Maureen Maier, Vice President of Girl Experience and Property at Girl Scouts of Eastern Pennsylvania, a division that includes 40,000 girls, says a primary goal of the entire organization is helping tweens and teens sharpen their communication tools so they have the skillset to overcome any challenge. “It’s important we help girls recognize they have the ability to create paths to fix problems,” Maier says. “We help build the kind of self-confidence that enables girls to talk directly about the issues troubling them and envision solutions to resolve them.”
When Additional Help Is Needed
There are many companies that promise to wash content off the internet. These services make big promises. So, it’s worth investigating closely before you spend any money. Another avenue to explore is to contact search engines and social media platforms with a content removal request. Both of these actions are potentially helpful, but they may take a bit of time.
Tips for Recovery After a Bad Online Decision
Once something is posted online it can be hard to make it go away. Click through to find out how you can support your teen to start fresh, recover and learn from an online mistake.

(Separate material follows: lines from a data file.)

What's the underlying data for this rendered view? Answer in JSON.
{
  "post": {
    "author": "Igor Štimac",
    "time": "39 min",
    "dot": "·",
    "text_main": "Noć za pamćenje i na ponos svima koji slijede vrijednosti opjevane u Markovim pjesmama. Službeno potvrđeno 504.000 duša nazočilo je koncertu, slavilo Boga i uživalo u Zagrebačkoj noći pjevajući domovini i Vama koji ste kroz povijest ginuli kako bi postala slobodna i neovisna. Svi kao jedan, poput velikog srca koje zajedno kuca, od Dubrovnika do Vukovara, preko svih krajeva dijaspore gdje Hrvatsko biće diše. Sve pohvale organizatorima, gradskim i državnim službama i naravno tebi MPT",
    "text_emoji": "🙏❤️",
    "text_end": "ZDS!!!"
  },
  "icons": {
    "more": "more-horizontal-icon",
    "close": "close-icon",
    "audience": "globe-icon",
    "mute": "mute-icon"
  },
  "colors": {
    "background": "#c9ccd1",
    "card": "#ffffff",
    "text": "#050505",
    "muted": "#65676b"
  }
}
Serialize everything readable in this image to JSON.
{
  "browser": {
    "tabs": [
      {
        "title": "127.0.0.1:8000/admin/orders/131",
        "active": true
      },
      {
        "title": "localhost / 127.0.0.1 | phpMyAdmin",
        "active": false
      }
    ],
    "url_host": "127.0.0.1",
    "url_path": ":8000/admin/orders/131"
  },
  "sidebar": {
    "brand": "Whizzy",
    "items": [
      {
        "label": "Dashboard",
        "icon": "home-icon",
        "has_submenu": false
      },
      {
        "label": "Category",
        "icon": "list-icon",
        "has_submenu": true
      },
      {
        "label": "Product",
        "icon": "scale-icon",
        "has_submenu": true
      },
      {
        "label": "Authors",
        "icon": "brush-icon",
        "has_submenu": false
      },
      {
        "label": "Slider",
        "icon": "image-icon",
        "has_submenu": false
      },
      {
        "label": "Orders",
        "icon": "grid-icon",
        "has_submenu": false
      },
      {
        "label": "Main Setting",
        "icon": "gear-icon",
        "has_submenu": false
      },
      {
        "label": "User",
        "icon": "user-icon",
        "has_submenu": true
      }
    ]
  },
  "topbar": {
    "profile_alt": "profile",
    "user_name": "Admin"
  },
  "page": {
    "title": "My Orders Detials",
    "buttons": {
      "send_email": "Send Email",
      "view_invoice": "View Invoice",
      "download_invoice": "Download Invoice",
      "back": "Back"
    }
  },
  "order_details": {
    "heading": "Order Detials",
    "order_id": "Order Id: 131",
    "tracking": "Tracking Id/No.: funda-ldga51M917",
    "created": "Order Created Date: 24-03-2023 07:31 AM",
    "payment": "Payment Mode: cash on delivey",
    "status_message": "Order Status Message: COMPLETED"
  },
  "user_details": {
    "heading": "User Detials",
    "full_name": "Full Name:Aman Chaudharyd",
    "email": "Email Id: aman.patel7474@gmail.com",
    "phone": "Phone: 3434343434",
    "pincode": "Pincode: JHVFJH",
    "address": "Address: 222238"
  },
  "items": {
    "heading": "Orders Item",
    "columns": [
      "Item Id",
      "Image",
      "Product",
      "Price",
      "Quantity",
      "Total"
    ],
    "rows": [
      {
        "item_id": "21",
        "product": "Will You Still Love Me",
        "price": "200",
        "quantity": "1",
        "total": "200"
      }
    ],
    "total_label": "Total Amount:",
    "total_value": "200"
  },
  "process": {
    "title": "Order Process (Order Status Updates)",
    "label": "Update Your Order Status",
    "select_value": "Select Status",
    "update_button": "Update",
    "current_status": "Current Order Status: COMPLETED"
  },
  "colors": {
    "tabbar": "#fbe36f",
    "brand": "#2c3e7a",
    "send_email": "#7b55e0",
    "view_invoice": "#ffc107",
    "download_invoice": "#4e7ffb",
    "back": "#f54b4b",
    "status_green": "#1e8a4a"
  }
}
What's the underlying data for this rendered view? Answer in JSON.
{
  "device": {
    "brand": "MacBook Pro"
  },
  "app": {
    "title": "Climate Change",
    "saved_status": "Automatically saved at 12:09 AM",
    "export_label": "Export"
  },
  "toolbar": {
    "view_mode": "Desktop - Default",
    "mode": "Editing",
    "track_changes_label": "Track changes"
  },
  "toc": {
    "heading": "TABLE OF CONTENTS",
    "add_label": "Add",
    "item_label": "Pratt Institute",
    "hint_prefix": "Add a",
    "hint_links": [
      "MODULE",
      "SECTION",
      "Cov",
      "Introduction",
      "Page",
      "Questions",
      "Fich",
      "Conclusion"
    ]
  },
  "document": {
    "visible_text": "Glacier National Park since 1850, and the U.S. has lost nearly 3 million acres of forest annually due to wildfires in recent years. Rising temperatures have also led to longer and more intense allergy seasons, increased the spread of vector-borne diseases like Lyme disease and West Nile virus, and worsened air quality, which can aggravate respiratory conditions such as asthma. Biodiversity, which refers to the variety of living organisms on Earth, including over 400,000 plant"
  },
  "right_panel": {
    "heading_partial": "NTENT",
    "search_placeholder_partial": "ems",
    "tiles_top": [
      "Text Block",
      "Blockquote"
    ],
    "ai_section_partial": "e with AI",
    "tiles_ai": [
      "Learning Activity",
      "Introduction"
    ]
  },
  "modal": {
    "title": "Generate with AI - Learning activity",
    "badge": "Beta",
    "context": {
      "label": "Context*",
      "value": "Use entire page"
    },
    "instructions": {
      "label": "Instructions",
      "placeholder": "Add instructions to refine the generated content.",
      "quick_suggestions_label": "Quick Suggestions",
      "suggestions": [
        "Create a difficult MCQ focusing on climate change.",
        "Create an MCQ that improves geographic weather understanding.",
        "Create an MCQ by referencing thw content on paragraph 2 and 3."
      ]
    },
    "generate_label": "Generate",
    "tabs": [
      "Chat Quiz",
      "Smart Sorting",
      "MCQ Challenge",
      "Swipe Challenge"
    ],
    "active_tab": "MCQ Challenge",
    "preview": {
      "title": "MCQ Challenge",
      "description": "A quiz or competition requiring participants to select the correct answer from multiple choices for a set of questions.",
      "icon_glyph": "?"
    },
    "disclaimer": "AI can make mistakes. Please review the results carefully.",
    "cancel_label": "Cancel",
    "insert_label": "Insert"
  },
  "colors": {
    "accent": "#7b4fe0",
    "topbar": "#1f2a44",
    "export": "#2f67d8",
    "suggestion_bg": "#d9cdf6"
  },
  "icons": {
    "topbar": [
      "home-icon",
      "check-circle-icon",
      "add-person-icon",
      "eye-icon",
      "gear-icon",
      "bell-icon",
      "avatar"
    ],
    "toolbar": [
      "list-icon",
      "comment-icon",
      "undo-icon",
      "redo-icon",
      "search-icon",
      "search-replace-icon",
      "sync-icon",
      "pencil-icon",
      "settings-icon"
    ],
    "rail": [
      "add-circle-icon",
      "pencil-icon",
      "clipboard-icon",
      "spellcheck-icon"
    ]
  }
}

Take a Technology Time-out
Time away can allow emotions to cool down. It’s hard to make good decisions when emotional. Passage of time also encourages others to move on.
Create a fresh account. Just be sure that when deactivating the old account you read the fine print to make sure it’s truly disconnected.
As a parent, know that your teen is probably already feeling badly. Offer to help without causing additional shame or embarrassment.
Help your teen learn from mistakes to make better online decisions in the future. Consider setting up smart online guidelines to follow.
What Teens Can Do
If your teen needs a more immediate plan to get over a bad online decision, Knorr pinpoints the below strategies:
- Create a New Account: If a mistake feels too unwieldy to resolve quickly, teens may consider shutting down their social media account and creating a new one. Starting fresh is likely to help.
- Take a Digital Vacation: Encourage your child to go offline, even just for a little while. This can be difficult for teens who rely on social media to connect with friends, but a temporary break is useful while situations are running hot.
- Apologize: Urge your teen or tween to say, “I’m sorry.” If possible, the apology should be made in person. If necessary, advise your child to make his or her apology public.
What Parents Can Do
- Advocate for Your Teen: Speak up on your child’s behalf. If you think talking with the principal or counselor at your teen’s school will help, don’t hesitate. Perhaps looping in a trusted teacher or coach, or clergy member. Take advantage of the community that already surrounds and supports you.
- Get Familiar with Helpful Resources: There are numerous resources that help parents navigate this often complicated digital space. One option is HealthyChildren.org. Another great resource is the Family Online Safety Institute. You may also want to follow the reporting of CNN digital correspondent Kelly Wallace. Wallace focuses on issues facing parents in this relatively new online age.
- Help Your Child Recognize Positive Relationships: Online friendships can be tricky. Relationships on social media may overlap with those in the real world, but sometimes they don’t. In some cases, teens are friendly with friends of friends, some they’ve never met in person. Ensure your child is surrounding him or herself with friends who make them feel good about themselves. Good friends are essential for every individual’s physical and mental well-being.
Once something is posted online, it can be very difficult to make it disappear forever. We must teach this reality to our children. And if teens post words or images they regret, do not embarrass them. Help them. Empower them to move forward and avoid mistakes in the future.